This thread questions whether the lower long-term 20% capital gains rate is justifiable.
One of the arguments I’ve always heard for the lower rate is that stocks are riskier than fixed-income investments like bonds and bank accounts, so if they’re all taxed at the same rate, people won’t invest in stocks, leading to a shortage of capital, to the detriment of the economy.
One flaw I’ve always seen in this argument is that while stocks are riskier, they also offer greater long-term gain. So even without a lower tax rate, there already is an incentive to take the greater risk.
But I also submit that three changes in recent decades weaken this argument further:
Fixed-income investments (currently) pay less than they used to. So people are more willing to take the risk of putting their money in stocks;
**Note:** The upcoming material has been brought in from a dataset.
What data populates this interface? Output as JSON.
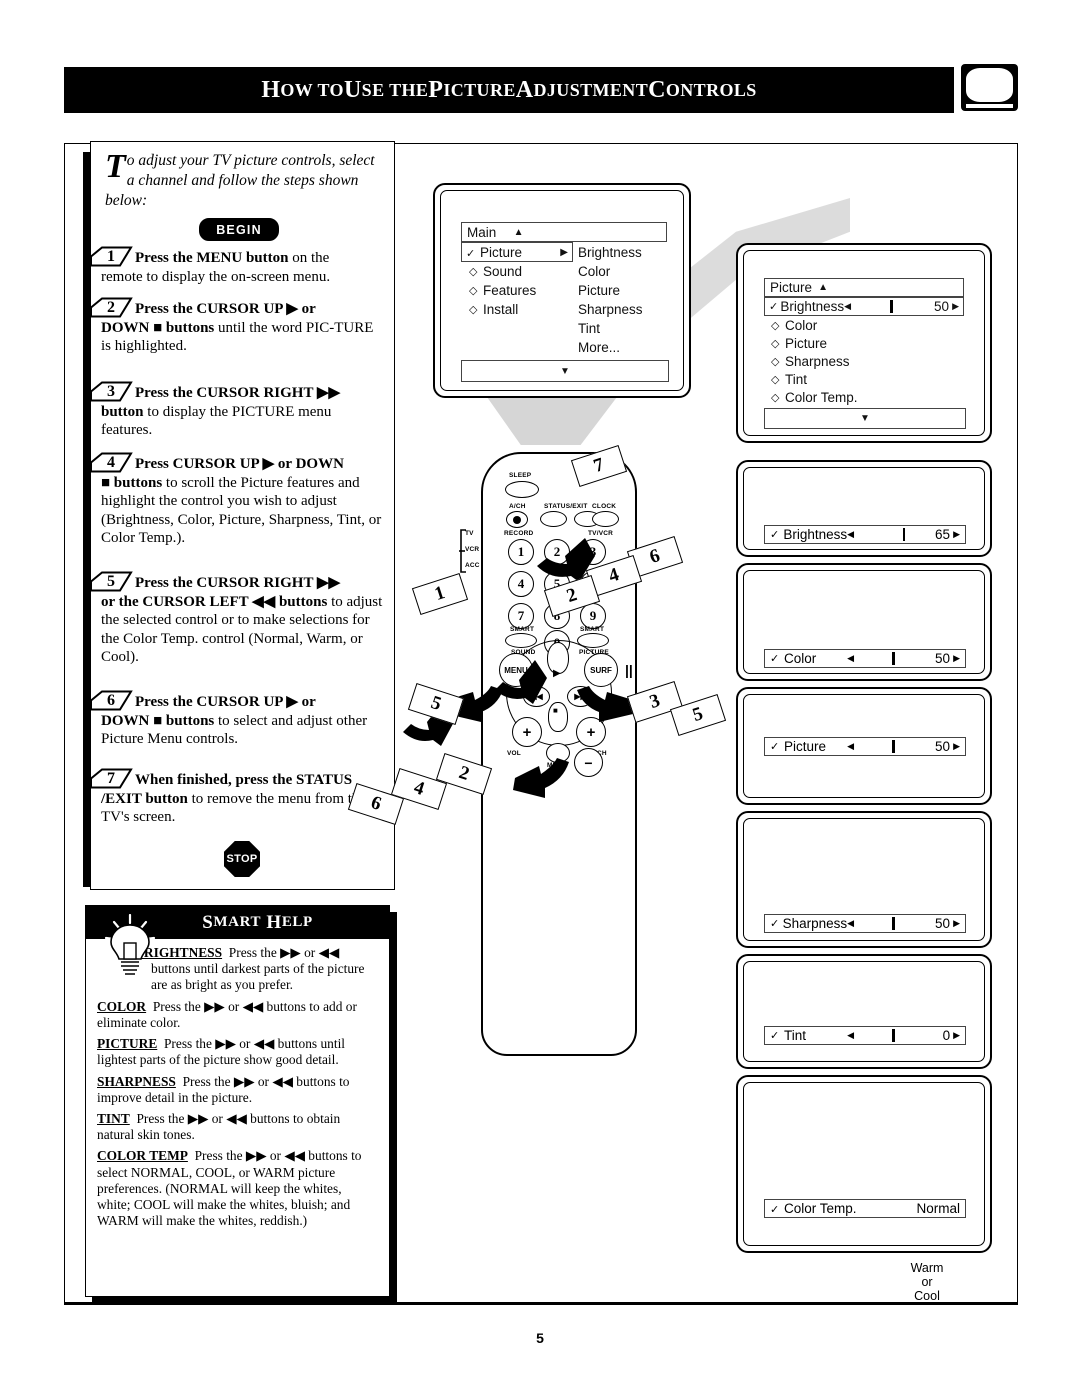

Starting in 1974 (with Vanguard), low-fee index stock mutual funds have enabled investors to reduce the long-term risk of investing in stocks, reducing the need to incentivize stock investing over safer investments; and
A quick look at the stock markets indicates that there ain’t no shortage of capital. (This isn’t a third reason, as much as it is evidence supporting the first two). And yes, a great deal of this capital is invested through low-fee index funds.
I present no evidence of it, but it makes intuitive sense that under these newer conditions, the lower capital gains rates may actually be acting to artificially prop up stocks. If true, increasing capital gains taxes might eventually lead to more market stability (following short-term pain).
I acknowledge that current circumstances could change. Interest rates could rise, dampening stock market growth and making bonds and bank accounts more attractive. Baby boomer retirees could start pulling their money out of stocks.
I also acknowledge that not even a Democratic administration – forget a Republican one – would risk alienating the people this would affect (the rich and retired) by raising capital gains taxes. FWIW, I’m fairly rich and (soon to be) retired myself, and I have a lot of my money in the market. So I would definitely lose money if capital gains taxes were raised.
But that’s the debate: have recent changes in the financial environment weakened the argument for a lower capital gains tax?